*** Block opens ***

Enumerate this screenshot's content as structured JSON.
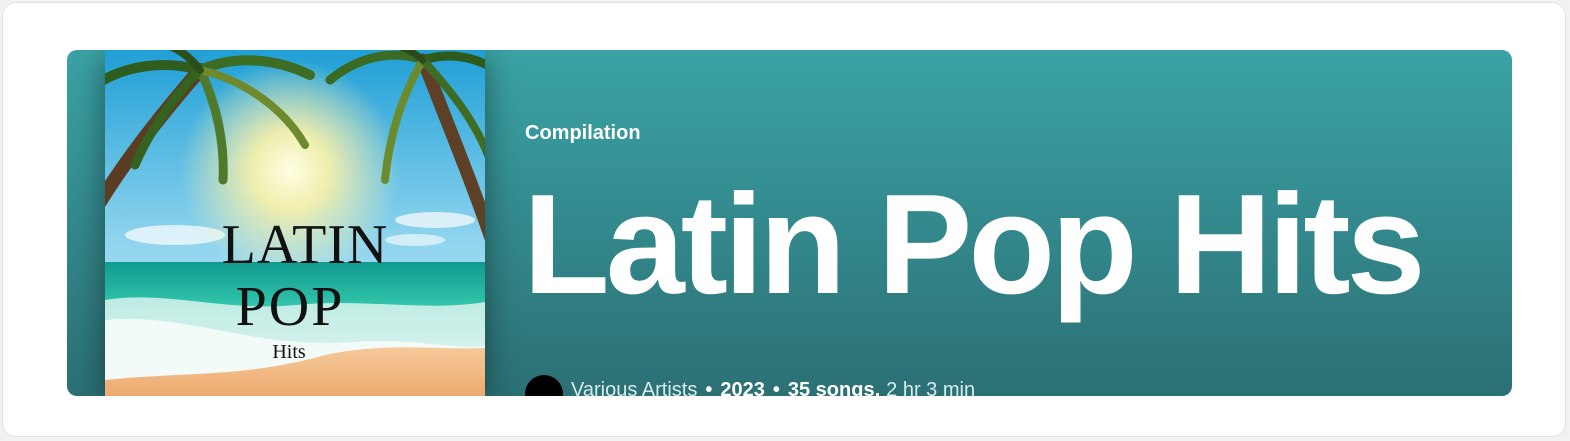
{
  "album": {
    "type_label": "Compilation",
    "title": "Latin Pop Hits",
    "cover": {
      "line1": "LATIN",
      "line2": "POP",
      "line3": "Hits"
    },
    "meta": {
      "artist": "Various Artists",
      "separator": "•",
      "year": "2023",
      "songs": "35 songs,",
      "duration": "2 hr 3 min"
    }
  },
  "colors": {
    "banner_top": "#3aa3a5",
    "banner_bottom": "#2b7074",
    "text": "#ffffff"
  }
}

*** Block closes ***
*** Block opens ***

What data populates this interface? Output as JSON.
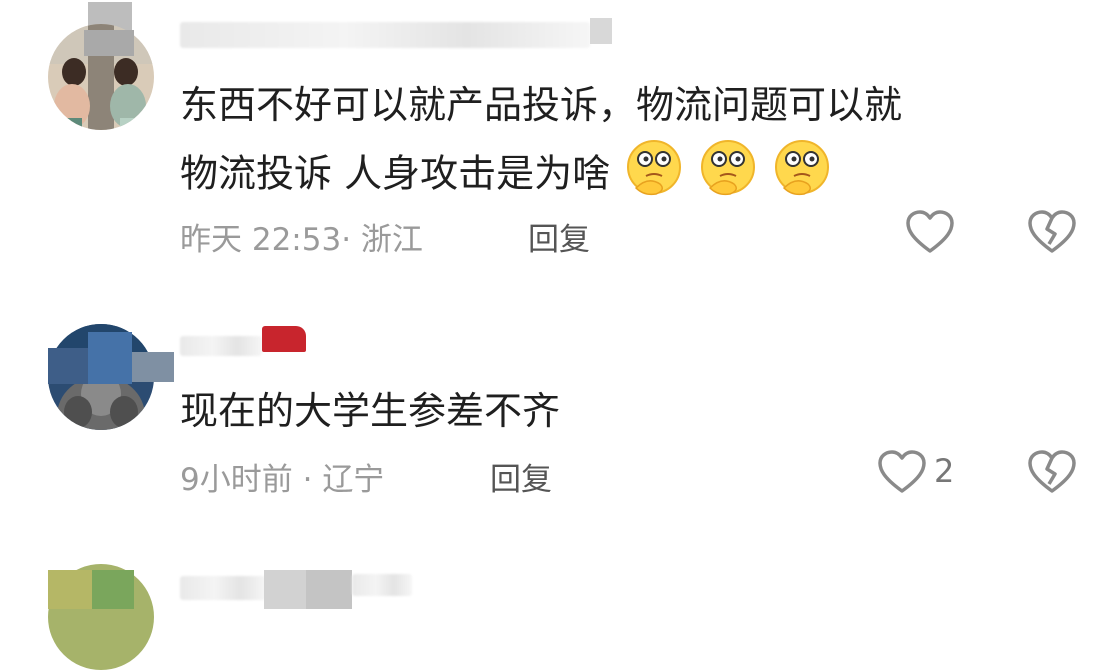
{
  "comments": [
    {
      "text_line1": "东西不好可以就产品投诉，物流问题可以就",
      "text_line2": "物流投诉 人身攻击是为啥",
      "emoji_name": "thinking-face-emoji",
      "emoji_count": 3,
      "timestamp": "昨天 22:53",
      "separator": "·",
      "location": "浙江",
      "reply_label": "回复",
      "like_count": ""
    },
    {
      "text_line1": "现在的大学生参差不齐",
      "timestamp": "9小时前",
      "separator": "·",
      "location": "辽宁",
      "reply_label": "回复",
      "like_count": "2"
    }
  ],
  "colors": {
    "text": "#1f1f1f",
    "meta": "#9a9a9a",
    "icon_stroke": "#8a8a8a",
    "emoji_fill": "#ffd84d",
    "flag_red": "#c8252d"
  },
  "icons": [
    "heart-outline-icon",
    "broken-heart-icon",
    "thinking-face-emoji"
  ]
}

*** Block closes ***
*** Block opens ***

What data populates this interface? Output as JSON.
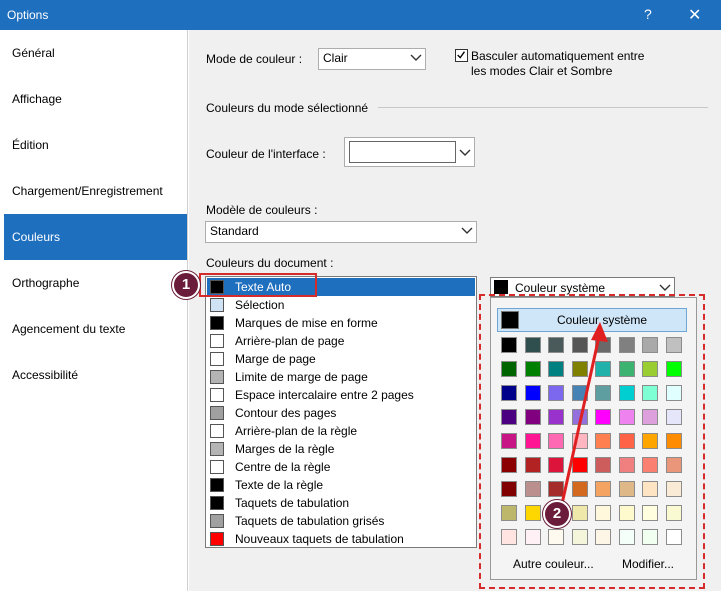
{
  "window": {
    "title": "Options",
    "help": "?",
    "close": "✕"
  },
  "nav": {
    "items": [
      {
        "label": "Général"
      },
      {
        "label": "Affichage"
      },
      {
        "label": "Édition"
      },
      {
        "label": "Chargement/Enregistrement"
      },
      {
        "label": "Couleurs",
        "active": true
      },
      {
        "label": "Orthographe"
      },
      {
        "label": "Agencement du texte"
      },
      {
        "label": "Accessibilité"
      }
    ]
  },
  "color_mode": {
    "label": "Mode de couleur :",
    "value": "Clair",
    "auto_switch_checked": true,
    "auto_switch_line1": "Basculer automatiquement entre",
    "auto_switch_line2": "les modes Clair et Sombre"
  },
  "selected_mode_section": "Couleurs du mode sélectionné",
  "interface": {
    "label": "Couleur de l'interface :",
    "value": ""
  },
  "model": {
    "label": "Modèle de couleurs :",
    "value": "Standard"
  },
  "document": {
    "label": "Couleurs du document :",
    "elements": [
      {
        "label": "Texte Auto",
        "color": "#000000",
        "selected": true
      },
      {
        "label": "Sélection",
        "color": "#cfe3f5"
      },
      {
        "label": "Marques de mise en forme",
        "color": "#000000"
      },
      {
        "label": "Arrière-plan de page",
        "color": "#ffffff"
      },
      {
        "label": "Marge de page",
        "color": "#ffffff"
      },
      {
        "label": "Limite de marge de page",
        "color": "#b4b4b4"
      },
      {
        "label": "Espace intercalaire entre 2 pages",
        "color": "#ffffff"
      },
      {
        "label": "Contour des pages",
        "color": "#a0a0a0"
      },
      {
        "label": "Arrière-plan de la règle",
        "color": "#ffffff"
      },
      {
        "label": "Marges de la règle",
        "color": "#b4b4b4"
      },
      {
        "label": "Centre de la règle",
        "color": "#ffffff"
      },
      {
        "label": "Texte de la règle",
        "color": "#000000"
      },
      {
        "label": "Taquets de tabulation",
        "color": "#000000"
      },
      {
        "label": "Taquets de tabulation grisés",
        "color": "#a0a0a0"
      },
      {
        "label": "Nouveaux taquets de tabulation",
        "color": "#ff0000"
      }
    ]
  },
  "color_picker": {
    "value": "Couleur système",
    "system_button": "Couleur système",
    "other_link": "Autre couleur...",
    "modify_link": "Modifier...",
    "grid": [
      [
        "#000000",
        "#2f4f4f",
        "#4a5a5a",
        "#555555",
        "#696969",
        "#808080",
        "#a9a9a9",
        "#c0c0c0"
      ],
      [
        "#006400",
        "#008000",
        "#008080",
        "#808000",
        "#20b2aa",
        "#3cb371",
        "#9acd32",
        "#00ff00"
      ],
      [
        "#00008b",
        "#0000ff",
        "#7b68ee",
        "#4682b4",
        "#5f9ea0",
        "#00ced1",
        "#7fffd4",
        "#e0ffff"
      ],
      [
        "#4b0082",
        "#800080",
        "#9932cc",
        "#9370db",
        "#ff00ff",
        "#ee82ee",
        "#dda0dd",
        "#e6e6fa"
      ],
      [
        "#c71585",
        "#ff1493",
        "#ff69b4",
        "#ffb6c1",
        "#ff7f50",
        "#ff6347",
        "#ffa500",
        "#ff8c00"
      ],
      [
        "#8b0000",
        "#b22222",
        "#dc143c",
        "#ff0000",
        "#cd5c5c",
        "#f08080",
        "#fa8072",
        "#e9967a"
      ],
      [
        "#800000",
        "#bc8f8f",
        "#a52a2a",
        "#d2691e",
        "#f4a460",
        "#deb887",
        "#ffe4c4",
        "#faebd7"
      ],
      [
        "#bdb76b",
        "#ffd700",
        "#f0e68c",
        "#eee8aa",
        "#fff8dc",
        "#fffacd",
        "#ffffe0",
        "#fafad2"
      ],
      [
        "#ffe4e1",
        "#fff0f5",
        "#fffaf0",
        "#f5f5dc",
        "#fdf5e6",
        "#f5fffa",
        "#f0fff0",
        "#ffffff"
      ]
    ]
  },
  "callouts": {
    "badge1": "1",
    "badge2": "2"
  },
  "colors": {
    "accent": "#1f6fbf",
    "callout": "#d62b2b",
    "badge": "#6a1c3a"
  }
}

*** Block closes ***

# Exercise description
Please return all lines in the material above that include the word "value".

# Solution for this task
    "value": "Clair",
    "value": ""
    "value": "Standard"
    "value": "Couleur système",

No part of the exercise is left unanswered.